**** Data for processing

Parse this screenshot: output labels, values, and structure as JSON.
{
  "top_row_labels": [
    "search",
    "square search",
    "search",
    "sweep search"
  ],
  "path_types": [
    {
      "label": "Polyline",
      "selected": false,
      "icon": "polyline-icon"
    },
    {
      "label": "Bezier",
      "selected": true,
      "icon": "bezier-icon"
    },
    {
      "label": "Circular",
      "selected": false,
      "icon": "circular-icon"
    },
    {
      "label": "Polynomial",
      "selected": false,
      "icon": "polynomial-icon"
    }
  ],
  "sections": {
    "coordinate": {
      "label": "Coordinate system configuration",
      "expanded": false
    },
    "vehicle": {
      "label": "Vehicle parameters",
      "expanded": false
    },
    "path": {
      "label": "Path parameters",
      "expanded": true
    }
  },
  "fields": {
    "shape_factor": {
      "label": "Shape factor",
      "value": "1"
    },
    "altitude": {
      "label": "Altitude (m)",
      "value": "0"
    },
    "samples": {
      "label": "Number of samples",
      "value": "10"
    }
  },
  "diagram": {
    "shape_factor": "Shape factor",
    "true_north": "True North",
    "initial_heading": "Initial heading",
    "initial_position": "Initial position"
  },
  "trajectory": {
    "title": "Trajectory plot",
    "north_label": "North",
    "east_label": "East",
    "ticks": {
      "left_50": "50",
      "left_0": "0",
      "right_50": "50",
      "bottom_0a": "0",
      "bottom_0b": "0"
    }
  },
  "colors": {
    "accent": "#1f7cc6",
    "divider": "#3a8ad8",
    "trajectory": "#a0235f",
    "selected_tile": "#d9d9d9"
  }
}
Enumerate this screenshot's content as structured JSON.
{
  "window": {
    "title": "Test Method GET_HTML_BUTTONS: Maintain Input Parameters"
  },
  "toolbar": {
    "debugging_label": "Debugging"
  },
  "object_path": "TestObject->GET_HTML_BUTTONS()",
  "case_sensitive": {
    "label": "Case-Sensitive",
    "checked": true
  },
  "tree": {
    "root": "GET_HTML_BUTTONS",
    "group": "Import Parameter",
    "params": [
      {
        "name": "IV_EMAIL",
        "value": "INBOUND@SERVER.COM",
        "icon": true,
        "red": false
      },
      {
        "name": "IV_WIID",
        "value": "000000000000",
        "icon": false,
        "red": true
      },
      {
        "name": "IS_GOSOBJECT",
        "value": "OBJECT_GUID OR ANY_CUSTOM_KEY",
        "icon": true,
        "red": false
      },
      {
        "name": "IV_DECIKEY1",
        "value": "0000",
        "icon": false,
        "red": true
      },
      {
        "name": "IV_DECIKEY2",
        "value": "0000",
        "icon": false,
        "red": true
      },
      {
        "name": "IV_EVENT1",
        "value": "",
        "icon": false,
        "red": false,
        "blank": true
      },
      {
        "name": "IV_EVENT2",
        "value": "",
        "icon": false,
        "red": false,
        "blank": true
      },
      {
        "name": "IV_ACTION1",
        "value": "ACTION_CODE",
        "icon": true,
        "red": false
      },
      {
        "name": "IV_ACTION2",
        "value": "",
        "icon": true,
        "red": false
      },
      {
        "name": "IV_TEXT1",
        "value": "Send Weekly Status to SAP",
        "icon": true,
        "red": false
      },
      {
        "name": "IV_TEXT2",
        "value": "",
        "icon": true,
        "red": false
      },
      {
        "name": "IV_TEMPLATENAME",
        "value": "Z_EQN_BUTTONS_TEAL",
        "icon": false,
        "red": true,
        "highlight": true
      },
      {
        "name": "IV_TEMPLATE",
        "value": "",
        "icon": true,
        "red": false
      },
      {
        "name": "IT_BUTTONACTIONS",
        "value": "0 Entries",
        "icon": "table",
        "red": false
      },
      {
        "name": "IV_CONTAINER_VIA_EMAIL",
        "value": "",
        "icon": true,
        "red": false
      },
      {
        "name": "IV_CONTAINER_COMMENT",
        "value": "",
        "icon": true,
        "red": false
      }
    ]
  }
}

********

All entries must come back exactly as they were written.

## Exercise result:
Parse this screenshot: output labels, values, and structure as JSON.
{
  "top_row_labels": [
    "search",
    "square search",
    "search",
    "sweep search"
  ],
  "path_types": [
    {
      "label": "Polyline",
      "selected": false,
      "icon": "polyline-icon"
    },
    {
      "label": "Bezier",
      "selected": true,
      "icon": "bezier-icon"
    },
    {
      "label": "Circular",
      "selected": false,
      "icon": "circular-icon"
    },
    {
      "label": "Polynomial",
      "selected": false,
      "icon": "polynomial-icon"
    }
  ],
  "sections": {
    "coordinate": {
      "label": "Coordinate system configuration",
      "expanded": false
    },
    "vehicle": {
      "label": "Vehicle parameters",
      "expanded": false
    },
    "path": {
      "label": "Path parameters",
      "expanded": true
    }
  },
  "fields": {
    "shape_factor": {
      "label": "Shape factor",
      "value": "1"
    },
    "altitude": {
      "label": "Altitude (m)",
      "value": "0"
    },
    "samples": {
      "label": "Number of samples",
      "value": "10"
    }
  },
  "diagram": {
    "shape_factor": "Shape factor",
    "true_north": "True North",
    "initial_heading": "Initial heading",
    "initial_position": "Initial position"
  },
  "trajectory": {
    "title": "Trajectory plot",
    "north_label": "North",
    "east_label": "East",
    "ticks": {
      "left_50": "50",
      "left_0": "0",
      "right_50": "50",
      "bottom_0a": "0",
      "bottom_0b": "0"
    }
  },
  "colors": {
    "accent": "#1f7cc6",
    "divider": "#3a8ad8",
    "trajectory": "#a0235f",
    "selected_tile": "#d9d9d9"
  }
}
Enumerate this screenshot's content as structured JSON.
{
  "window": {
    "title": "Test Method GET_HTML_BUTTONS: Maintain Input Parameters"
  },
  "toolbar": {
    "debugging_label": "Debugging"
  },
  "object_path": "TestObject->GET_HTML_BUTTONS()",
  "case_sensitive": {
    "label": "Case-Sensitive",
    "checked": true
  },
  "tree": {
    "root": "GET_HTML_BUTTONS",
    "group": "Import Parameter",
    "params": [
      {
        "name": "IV_EMAIL",
        "value": "INBOUND@SERVER.COM",
        "icon": true,
        "red": false
      },
      {
        "name": "IV_WIID",
        "value": "000000000000",
        "icon": false,
        "red": true
      },
      {
        "name": "IS_GOSOBJECT",
        "value": "OBJECT_GUID OR ANY_CUSTOM_KEY",
        "icon": true,
        "red": false
      },
      {
        "name": "IV_DECIKEY1",
        "value": "0000",
        "icon": false,
        "red": true
      },
      {
        "name": "IV_DECIKEY2",
        "value": "0000",
        "icon": false,
        "red": true
      },
      {
        "name": "IV_EVENT1",
        "value": "",
        "icon": false,
        "red": false,
        "blank": true
      },
      {
        "name": "IV_EVENT2",
        "value": "",
        "icon": false,
        "red": false,
        "blank": true
      },
      {
        "name": "IV_ACTION1",
        "value": "ACTION_CODE",
        "icon": true,
        "red": false
      },
      {
        "name": "IV_ACTION2",
        "value": "",
        "icon": true,
        "red": false
      },
      {
        "name": "IV_TEXT1",
        "value": "Send Weekly Status to SAP",
        "icon": true,
        "red": false
      },
      {
        "name": "IV_TEXT2",
        "value": "",
        "icon": true,
        "red": false
      },
      {
        "name": "IV_TEMPLATENAME",
        "value": "Z_EQN_BUTTONS_TEAL",
        "icon": false,
        "red": true,
        "highlight": true
      },
      {
        "name": "IV_TEMPLATE",
        "value": "",
        "icon": true,
        "red": false
      },
      {
        "name": "IT_BUTTONACTIONS",
        "value": "0 Entries",
        "icon": "table",
        "red": false
      },
      {
        "name": "IV_CONTAINER_VIA_EMAIL",
        "value": "",
        "icon": true,
        "red": false
      },
      {
        "name": "IV_CONTAINER_COMMENT",
        "value": "",
        "icon": true,
        "red": false
      }
    ]
  }
}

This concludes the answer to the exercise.